Main content

Birds: singing for survival

How birds are adapting their calls to be heard

As large areas of the world have locked down this year, many of us have become more aware of the birdsong around us. The relative silence has allowed us to listen in. But scientists have known for several years that the birds themselves have been responding to human noise too, by pitching their songs and other calls higher, to be heard over the rumble of our urban life.

There are several ways in which birds can adapt how they communicate in the face of environmental pressures, but what are the limits to these adaptations? And what can this tell us about how to maximise conservation efforts in the future? Rory Crawford talks to ornithologists and animal behaviourists studying bird species around the world. He finds out how the advance of technology is helping researchers explore birds’ preferences and behaviours in the wild, and hears how one particular bird changed its song, and the new version rapidly spread across North America – “the most viral tweet of all time”, as it’s been called!

Picture: A Robin [Erithacus rubecula], Credit: Gary Chalker/Getty Images

Available now

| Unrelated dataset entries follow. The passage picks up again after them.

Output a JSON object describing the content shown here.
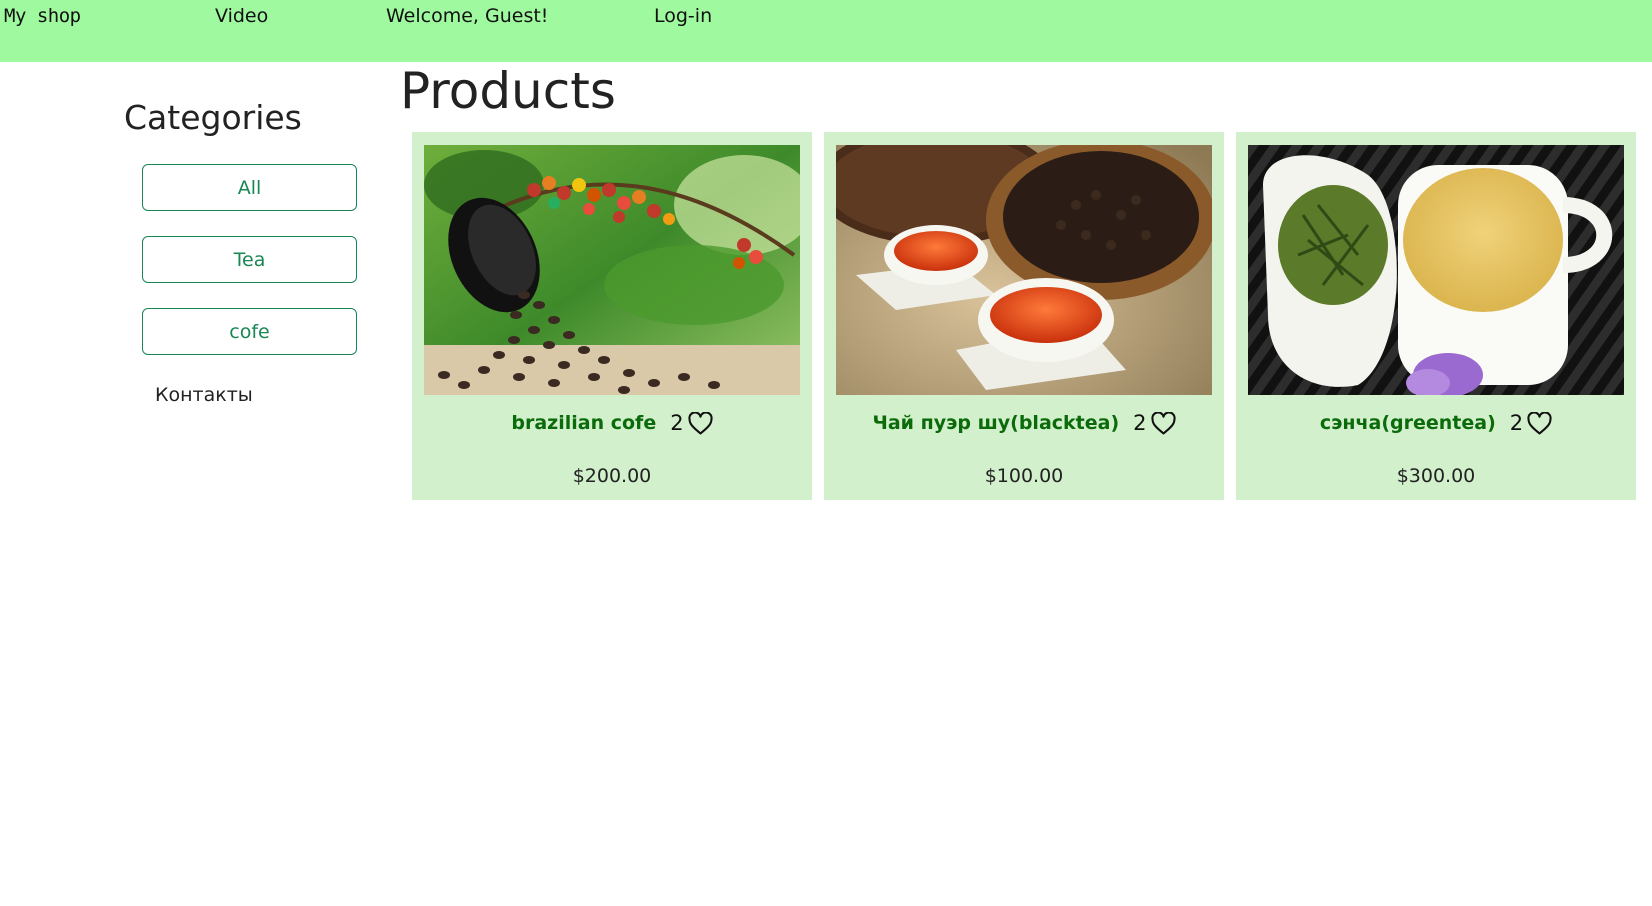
{
  "nav": {
    "brand": "My shop",
    "video": "Video",
    "welcome": "Welcome, Guest!",
    "login": "Log-in",
    "background_color": "#9ffa9f"
  },
  "sidebar": {
    "title": "Categories",
    "buttons": [
      {
        "label": "All"
      },
      {
        "label": "Tea"
      },
      {
        "label": "cofe"
      }
    ],
    "contacts": "Контакты",
    "accent_color": "#198754"
  },
  "main": {
    "title": "Products",
    "card_color": "#d1f0cb",
    "products": [
      {
        "name": "brazilian cofe",
        "likes": "2",
        "price": "$200.00",
        "image": "coffee-beans-photo",
        "icon": "heart-icon"
      },
      {
        "name": "Чай пуэр шу(blacktea)",
        "likes": "2",
        "price": "$100.00",
        "image": "puerh-tea-photo",
        "icon": "heart-icon"
      },
      {
        "name": "сэнча(greentea)",
        "likes": "2",
        "price": "$300.00",
        "image": "sencha-tea-photo",
        "icon": "heart-icon"
      }
    ]
  }
}
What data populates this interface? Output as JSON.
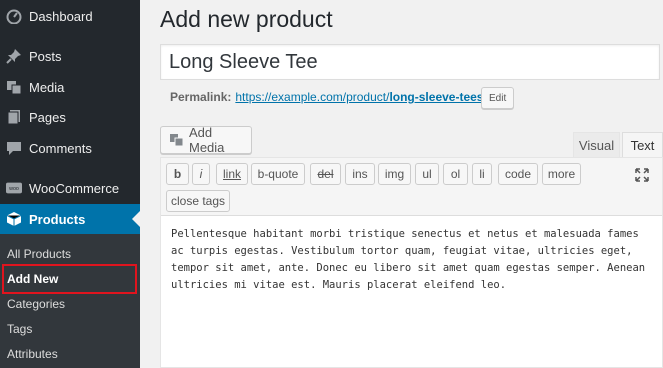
{
  "sidebar": {
    "menu": [
      {
        "label": "Dashboard",
        "icon": "dashboard-icon"
      },
      {
        "label": "Posts",
        "icon": "pin-icon"
      },
      {
        "label": "Media",
        "icon": "media-icon"
      },
      {
        "label": "Pages",
        "icon": "pages-icon"
      },
      {
        "label": "Comments",
        "icon": "comments-icon"
      },
      {
        "label": "WooCommerce",
        "icon": "woocommerce-icon"
      },
      {
        "label": "Products",
        "icon": "products-icon"
      }
    ],
    "submenu": [
      {
        "label": "All Products"
      },
      {
        "label": "Add New"
      },
      {
        "label": "Categories"
      },
      {
        "label": "Tags"
      },
      {
        "label": "Attributes"
      }
    ]
  },
  "page": {
    "title": "Add new product",
    "title_input_value": "Long Sleeve Tee",
    "permalink_label": "Permalink:",
    "permalink_base": "https://example.com/product/",
    "permalink_slug": "long-sleeve-tees",
    "permalink_trail": "/",
    "edit_label": "Edit"
  },
  "editor": {
    "add_media_label": "Add Media",
    "tabs": {
      "visual": "Visual",
      "text": "Text"
    },
    "quicktags": [
      "b",
      "i",
      "link",
      "b-quote",
      "del",
      "ins",
      "img",
      "ul",
      "ol",
      "li",
      "code",
      "more",
      "close tags"
    ],
    "content": "Pellentesque habitant morbi tristique senectus et netus et malesuada fames ac turpis egestas. Vestibulum tortor quam, feugiat vitae, ultricies eget, tempor sit amet, ante. Donec eu libero sit amet quam egestas semper. Aenean ultricies mi vitae est. Mauris placerat eleifend leo."
  },
  "colors": {
    "sidebar_bg": "#23282d",
    "active_menu": "#0073aa",
    "highlight": "#e0141e",
    "link": "#0073aa"
  }
}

27 minutes

Last on

Mon 16 Nov 2020 00:32GMT

Broadcasts

  • Mon 9 Nov 2020 20:32GMT
  • Mon 9 Nov 2020 21:32GMT
  • Tue 10 Nov 2020 04:32GMT
  • Tue 10 Nov 2020 09:32GMT
  • Tue 10 Nov 2020 11:32GMT
  • Tue 10 Nov 2020 13:32GMT
  • Tue 10 Nov 2020 18:32GMT
  • Mon 16 Nov 2020 00:32GMT

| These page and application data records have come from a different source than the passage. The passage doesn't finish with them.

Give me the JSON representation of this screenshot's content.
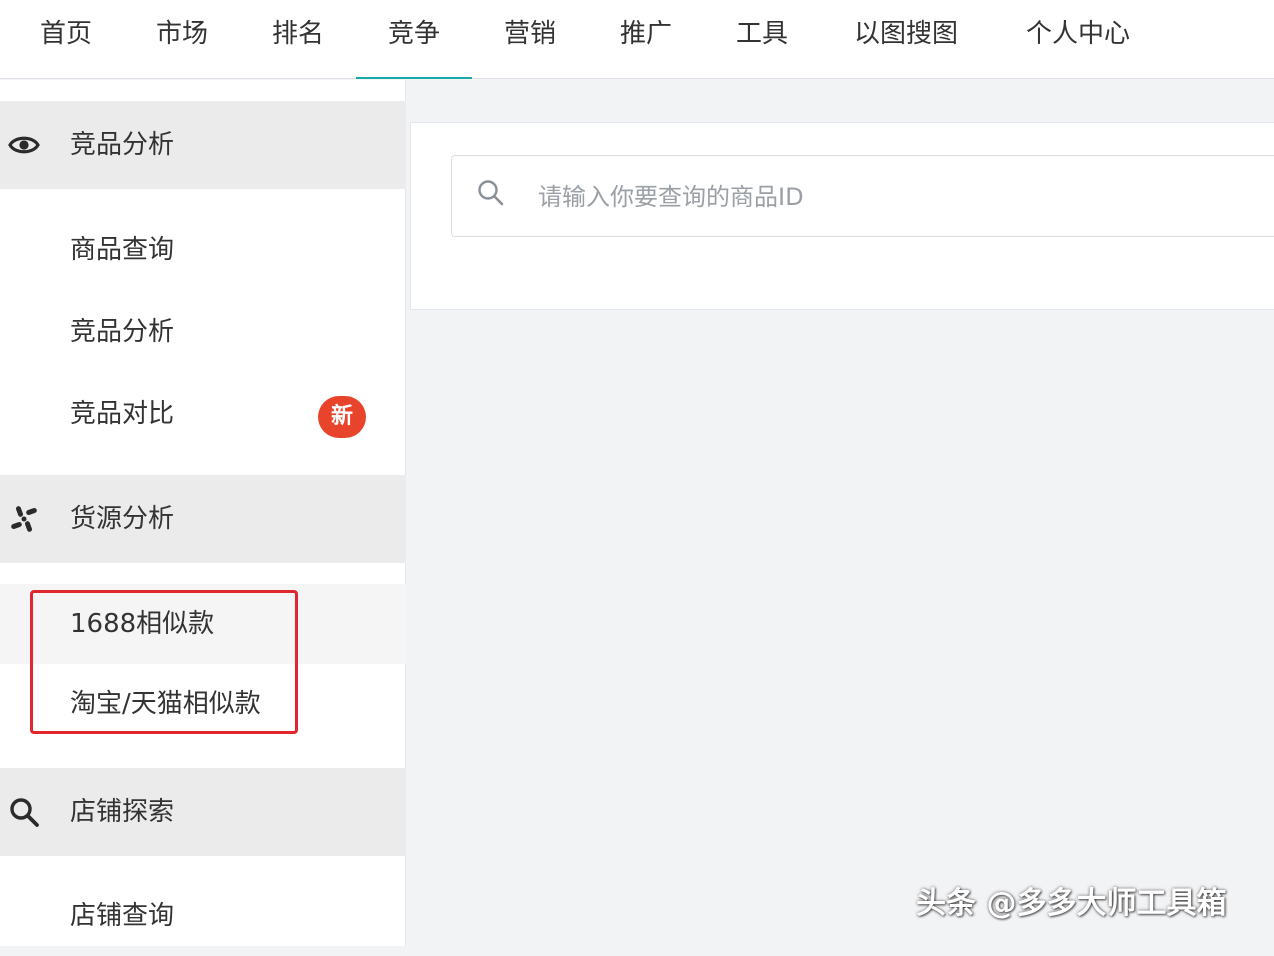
{
  "topnav": {
    "items": [
      {
        "label": "首页"
      },
      {
        "label": "市场"
      },
      {
        "label": "排名"
      },
      {
        "label": "竞争"
      },
      {
        "label": "营销"
      },
      {
        "label": "推广"
      },
      {
        "label": "工具"
      },
      {
        "label": "以图搜图"
      },
      {
        "label": "个人中心"
      }
    ],
    "active": "竞争",
    "accent_color": "#1aa8a8"
  },
  "sidebar": {
    "groups": [
      {
        "label": "竞品分析",
        "icon": "eye-icon"
      },
      {
        "label": "货源分析",
        "icon": "pinwheel-icon"
      },
      {
        "label": "店铺探索",
        "icon": "search-icon"
      }
    ],
    "items": [
      {
        "label": "商品查询"
      },
      {
        "label": "竞品分析"
      },
      {
        "label": "竞品对比",
        "badge": "新"
      },
      {
        "label": "1688相似款"
      },
      {
        "label": "淘宝/天猫相似款"
      },
      {
        "label": "店铺查询"
      }
    ],
    "badge_color": "#e8432b",
    "highlight_box_color": "#e0262e"
  },
  "search": {
    "placeholder": "请输入你要查询的商品ID",
    "value": ""
  },
  "watermark": {
    "text": "头条 @多多大师工具箱"
  }
}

Space

Space

The eclipses, spacecraft and astronauts changing our view of the Universe

The Curious Cases of Rutherford and Fry

The Curious Cases of Rutherford and Fry

A pair of scientific sleuths answer your perplexing questions. Ask them anything!

Podcast